*** Opening of AVAILABLE DATA ***

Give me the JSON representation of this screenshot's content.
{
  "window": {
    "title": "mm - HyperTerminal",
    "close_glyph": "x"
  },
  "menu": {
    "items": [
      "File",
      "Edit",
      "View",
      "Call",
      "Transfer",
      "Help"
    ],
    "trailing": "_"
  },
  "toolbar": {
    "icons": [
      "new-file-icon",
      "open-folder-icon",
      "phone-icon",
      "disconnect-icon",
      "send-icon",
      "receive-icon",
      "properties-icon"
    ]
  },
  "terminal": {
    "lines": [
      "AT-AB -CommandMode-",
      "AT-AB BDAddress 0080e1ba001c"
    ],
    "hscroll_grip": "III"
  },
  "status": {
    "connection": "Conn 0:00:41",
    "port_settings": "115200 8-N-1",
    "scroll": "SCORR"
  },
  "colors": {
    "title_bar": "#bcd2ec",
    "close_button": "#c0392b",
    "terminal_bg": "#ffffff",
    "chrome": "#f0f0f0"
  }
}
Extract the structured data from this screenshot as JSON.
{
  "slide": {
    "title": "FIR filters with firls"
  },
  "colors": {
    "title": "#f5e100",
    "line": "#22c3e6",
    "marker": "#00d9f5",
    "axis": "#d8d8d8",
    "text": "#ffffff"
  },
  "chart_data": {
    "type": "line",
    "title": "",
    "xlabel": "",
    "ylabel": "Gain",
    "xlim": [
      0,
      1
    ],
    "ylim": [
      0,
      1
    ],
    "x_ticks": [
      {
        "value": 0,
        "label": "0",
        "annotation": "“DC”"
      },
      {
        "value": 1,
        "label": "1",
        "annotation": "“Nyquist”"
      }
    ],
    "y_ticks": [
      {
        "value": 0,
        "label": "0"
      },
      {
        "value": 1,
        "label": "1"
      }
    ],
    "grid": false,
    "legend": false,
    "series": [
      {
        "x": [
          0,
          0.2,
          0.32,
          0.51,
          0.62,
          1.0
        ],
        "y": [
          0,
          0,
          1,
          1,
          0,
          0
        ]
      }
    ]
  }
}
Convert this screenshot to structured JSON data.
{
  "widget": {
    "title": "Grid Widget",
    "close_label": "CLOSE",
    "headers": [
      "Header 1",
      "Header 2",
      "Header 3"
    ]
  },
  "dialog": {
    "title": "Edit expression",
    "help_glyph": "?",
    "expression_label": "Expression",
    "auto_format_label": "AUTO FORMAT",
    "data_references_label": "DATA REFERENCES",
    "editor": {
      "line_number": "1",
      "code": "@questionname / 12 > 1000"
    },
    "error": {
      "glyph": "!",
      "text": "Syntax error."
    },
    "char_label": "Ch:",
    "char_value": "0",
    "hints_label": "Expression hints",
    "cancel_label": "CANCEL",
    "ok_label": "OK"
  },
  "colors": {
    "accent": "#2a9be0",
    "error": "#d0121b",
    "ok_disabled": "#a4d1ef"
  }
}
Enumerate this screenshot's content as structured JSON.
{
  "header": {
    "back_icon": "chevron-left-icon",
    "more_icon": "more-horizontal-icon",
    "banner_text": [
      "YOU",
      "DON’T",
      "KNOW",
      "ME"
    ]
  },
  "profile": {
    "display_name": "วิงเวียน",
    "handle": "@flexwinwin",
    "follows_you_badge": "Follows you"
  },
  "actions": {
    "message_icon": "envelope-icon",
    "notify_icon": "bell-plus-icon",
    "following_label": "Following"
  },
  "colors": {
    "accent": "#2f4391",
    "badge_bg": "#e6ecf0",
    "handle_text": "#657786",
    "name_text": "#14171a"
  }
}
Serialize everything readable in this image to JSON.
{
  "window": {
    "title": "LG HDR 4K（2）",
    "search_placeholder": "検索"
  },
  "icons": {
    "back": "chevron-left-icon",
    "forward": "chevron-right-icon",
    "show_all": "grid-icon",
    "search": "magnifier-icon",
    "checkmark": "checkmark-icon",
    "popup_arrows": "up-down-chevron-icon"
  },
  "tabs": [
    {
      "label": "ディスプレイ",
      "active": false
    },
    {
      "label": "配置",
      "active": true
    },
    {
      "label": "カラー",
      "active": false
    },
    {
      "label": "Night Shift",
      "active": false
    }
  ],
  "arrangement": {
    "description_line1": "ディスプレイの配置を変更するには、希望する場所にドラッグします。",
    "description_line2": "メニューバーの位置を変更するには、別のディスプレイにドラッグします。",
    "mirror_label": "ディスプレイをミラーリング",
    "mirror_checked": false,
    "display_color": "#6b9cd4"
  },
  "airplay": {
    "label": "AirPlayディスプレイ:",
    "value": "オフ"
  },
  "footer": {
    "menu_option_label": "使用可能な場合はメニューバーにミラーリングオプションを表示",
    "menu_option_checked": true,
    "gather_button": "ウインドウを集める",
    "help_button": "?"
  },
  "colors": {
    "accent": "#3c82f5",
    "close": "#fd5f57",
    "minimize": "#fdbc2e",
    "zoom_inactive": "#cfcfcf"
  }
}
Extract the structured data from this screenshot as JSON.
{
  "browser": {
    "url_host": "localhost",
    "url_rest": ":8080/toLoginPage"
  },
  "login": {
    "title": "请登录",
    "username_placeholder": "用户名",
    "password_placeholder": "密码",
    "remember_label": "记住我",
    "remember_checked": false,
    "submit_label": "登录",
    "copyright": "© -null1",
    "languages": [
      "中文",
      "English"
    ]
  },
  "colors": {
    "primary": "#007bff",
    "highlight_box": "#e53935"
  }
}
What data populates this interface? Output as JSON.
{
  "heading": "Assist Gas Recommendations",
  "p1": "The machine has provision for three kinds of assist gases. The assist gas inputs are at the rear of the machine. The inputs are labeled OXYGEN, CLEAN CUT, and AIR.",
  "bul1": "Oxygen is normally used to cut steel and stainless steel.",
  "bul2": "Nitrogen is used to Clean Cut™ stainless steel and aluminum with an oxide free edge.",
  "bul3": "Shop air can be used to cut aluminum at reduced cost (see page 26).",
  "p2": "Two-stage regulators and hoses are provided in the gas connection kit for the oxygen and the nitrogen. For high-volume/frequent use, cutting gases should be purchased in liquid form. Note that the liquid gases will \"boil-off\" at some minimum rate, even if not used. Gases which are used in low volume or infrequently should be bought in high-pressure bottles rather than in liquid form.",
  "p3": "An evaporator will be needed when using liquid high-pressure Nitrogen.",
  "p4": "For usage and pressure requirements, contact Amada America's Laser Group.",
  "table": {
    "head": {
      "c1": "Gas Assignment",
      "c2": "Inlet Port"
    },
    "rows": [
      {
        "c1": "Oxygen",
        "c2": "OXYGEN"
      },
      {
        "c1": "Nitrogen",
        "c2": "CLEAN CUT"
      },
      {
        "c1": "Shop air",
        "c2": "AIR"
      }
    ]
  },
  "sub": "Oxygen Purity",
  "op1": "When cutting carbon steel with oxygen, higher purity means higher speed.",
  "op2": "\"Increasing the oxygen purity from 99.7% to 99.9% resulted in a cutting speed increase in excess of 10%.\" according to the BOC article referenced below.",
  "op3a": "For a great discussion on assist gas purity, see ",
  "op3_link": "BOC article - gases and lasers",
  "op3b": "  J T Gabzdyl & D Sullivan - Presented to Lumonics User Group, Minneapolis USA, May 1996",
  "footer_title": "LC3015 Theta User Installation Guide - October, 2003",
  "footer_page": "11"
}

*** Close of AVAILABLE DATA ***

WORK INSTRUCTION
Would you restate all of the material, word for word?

TASK RESPONSE
Give me the JSON representation of this screenshot's content.
{
  "window": {
    "title": "mm - HyperTerminal",
    "close_glyph": "x"
  },
  "menu": {
    "items": [
      "File",
      "Edit",
      "View",
      "Call",
      "Transfer",
      "Help"
    ],
    "trailing": "_"
  },
  "toolbar": {
    "icons": [
      "new-file-icon",
      "open-folder-icon",
      "phone-icon",
      "disconnect-icon",
      "send-icon",
      "receive-icon",
      "properties-icon"
    ]
  },
  "terminal": {
    "lines": [
      "AT-AB -CommandMode-",
      "AT-AB BDAddress 0080e1ba001c"
    ],
    "hscroll_grip": "III"
  },
  "status": {
    "connection": "Conn 0:00:41",
    "port_settings": "115200 8-N-1",
    "scroll": "SCORR"
  },
  "colors": {
    "title_bar": "#bcd2ec",
    "close_button": "#c0392b",
    "terminal_bg": "#ffffff",
    "chrome": "#f0f0f0"
  }
}
Extract the structured data from this screenshot as JSON.
{
  "slide": {
    "title": "FIR filters with firls"
  },
  "colors": {
    "title": "#f5e100",
    "line": "#22c3e6",
    "marker": "#00d9f5",
    "axis": "#d8d8d8",
    "text": "#ffffff"
  },
  "chart_data": {
    "type": "line",
    "title": "",
    "xlabel": "",
    "ylabel": "Gain",
    "xlim": [
      0,
      1
    ],
    "ylim": [
      0,
      1
    ],
    "x_ticks": [
      {
        "value": 0,
        "label": "0",
        "annotation": "“DC”"
      },
      {
        "value": 1,
        "label": "1",
        "annotation": "“Nyquist”"
      }
    ],
    "y_ticks": [
      {
        "value": 0,
        "label": "0"
      },
      {
        "value": 1,
        "label": "1"
      }
    ],
    "grid": false,
    "legend": false,
    "series": [
      {
        "x": [
          0,
          0.2,
          0.32,
          0.51,
          0.62,
          1.0
        ],
        "y": [
          0,
          0,
          1,
          1,
          0,
          0
        ]
      }
    ]
  }
}
Convert this screenshot to structured JSON data.
{
  "widget": {
    "title": "Grid Widget",
    "close_label": "CLOSE",
    "headers": [
      "Header 1",
      "Header 2",
      "Header 3"
    ]
  },
  "dialog": {
    "title": "Edit expression",
    "help_glyph": "?",
    "expression_label": "Expression",
    "auto_format_label": "AUTO FORMAT",
    "data_references_label": "DATA REFERENCES",
    "editor": {
      "line_number": "1",
      "code": "@questionname / 12 > 1000"
    },
    "error": {
      "glyph": "!",
      "text": "Syntax error."
    },
    "char_label": "Ch:",
    "char_value": "0",
    "hints_label": "Expression hints",
    "cancel_label": "CANCEL",
    "ok_label": "OK"
  },
  "colors": {
    "accent": "#2a9be0",
    "error": "#d0121b",
    "ok_disabled": "#a4d1ef"
  }
}
Enumerate this screenshot's content as structured JSON.
{
  "header": {
    "back_icon": "chevron-left-icon",
    "more_icon": "more-horizontal-icon",
    "banner_text": [
      "YOU",
      "DON’T",
      "KNOW",
      "ME"
    ]
  },
  "profile": {
    "display_name": "วิงเวียน",
    "handle": "@flexwinwin",
    "follows_you_badge": "Follows you"
  },
  "actions": {
    "message_icon": "envelope-icon",
    "notify_icon": "bell-plus-icon",
    "following_label": "Following"
  },
  "colors": {
    "accent": "#2f4391",
    "badge_bg": "#e6ecf0",
    "handle_text": "#657786",
    "name_text": "#14171a"
  }
}
Serialize everything readable in this image to JSON.
{
  "window": {
    "title": "LG HDR 4K（2）",
    "search_placeholder": "検索"
  },
  "icons": {
    "back": "chevron-left-icon",
    "forward": "chevron-right-icon",
    "show_all": "grid-icon",
    "search": "magnifier-icon",
    "checkmark": "checkmark-icon",
    "popup_arrows": "up-down-chevron-icon"
  },
  "tabs": [
    {
      "label": "ディスプレイ",
      "active": false
    },
    {
      "label": "配置",
      "active": true
    },
    {
      "label": "カラー",
      "active": false
    },
    {
      "label": "Night Shift",
      "active": false
    }
  ],
  "arrangement": {
    "description_line1": "ディスプレイの配置を変更するには、希望する場所にドラッグします。",
    "description_line2": "メニューバーの位置を変更するには、別のディスプレイにドラッグします。",
    "mirror_label": "ディスプレイをミラーリング",
    "mirror_checked": false,
    "display_color": "#6b9cd4"
  },
  "airplay": {
    "label": "AirPlayディスプレイ:",
    "value": "オフ"
  },
  "footer": {
    "menu_option_label": "使用可能な場合はメニューバーにミラーリングオプションを表示",
    "menu_option_checked": true,
    "gather_button": "ウインドウを集める",
    "help_button": "?"
  },
  "colors": {
    "accent": "#3c82f5",
    "close": "#fd5f57",
    "minimize": "#fdbc2e",
    "zoom_inactive": "#cfcfcf"
  }
}
Extract the structured data from this screenshot as JSON.
{
  "browser": {
    "url_host": "localhost",
    "url_rest": ":8080/toLoginPage"
  },
  "login": {
    "title": "请登录",
    "username_placeholder": "用户名",
    "password_placeholder": "密码",
    "remember_label": "记住我",
    "remember_checked": false,
    "submit_label": "登录",
    "copyright": "© -null1",
    "languages": [
      "中文",
      "English"
    ]
  },
  "colors": {
    "primary": "#007bff",
    "highlight_box": "#e53935"
  }
}
What data populates this interface? Output as JSON.
{
  "heading": "Assist Gas Recommendations",
  "p1": "The machine has provision for three kinds of assist gases. The assist gas inputs are at the rear of the machine. The inputs are labeled OXYGEN, CLEAN CUT, and AIR.",
  "bul1": "Oxygen is normally used to cut steel and stainless steel.",
  "bul2": "Nitrogen is used to Clean Cut™ stainless steel and aluminum with an oxide free edge.",
  "bul3": "Shop air can be used to cut aluminum at reduced cost (see page 26).",
  "p2": "Two-stage regulators and hoses are provided in the gas connection kit for the oxygen and the nitrogen. For high-volume/frequent use, cutting gases should be purchased in liquid form. Note that the liquid gases will \"boil-off\" at some minimum rate, even if not used. Gases which are used in low volume or infrequently should be bought in high-pressure bottles rather than in liquid form.",
  "p3": "An evaporator will be needed when using liquid high-pressure Nitrogen.",
  "p4": "For usage and pressure requirements, contact Amada America's Laser Group.",
  "table": {
    "head": {
      "c1": "Gas Assignment",
      "c2": "Inlet Port"
    },
    "rows": [
      {
        "c1": "Oxygen",
        "c2": "OXYGEN"
      },
      {
        "c1": "Nitrogen",
        "c2": "CLEAN CUT"
      },
      {
        "c1": "Shop air",
        "c2": "AIR"
      }
    ]
  },
  "sub": "Oxygen Purity",
  "op1": "When cutting carbon steel with oxygen, higher purity means higher speed.",
  "op2": "\"Increasing the oxygen purity from 99.7% to 99.9% resulted in a cutting speed increase in excess of 10%.\" according to the BOC article referenced below.",
  "op3a": "For a great discussion on assist gas purity, see ",
  "op3_link": "BOC article - gases and lasers",
  "op3b": "  J T Gabzdyl & D Sullivan - Presented to Lumonics User Group, Minneapolis USA, May 1996",
  "footer_title": "LC3015 Theta User Installation Guide - October, 2003",
  "footer_page": "11"
}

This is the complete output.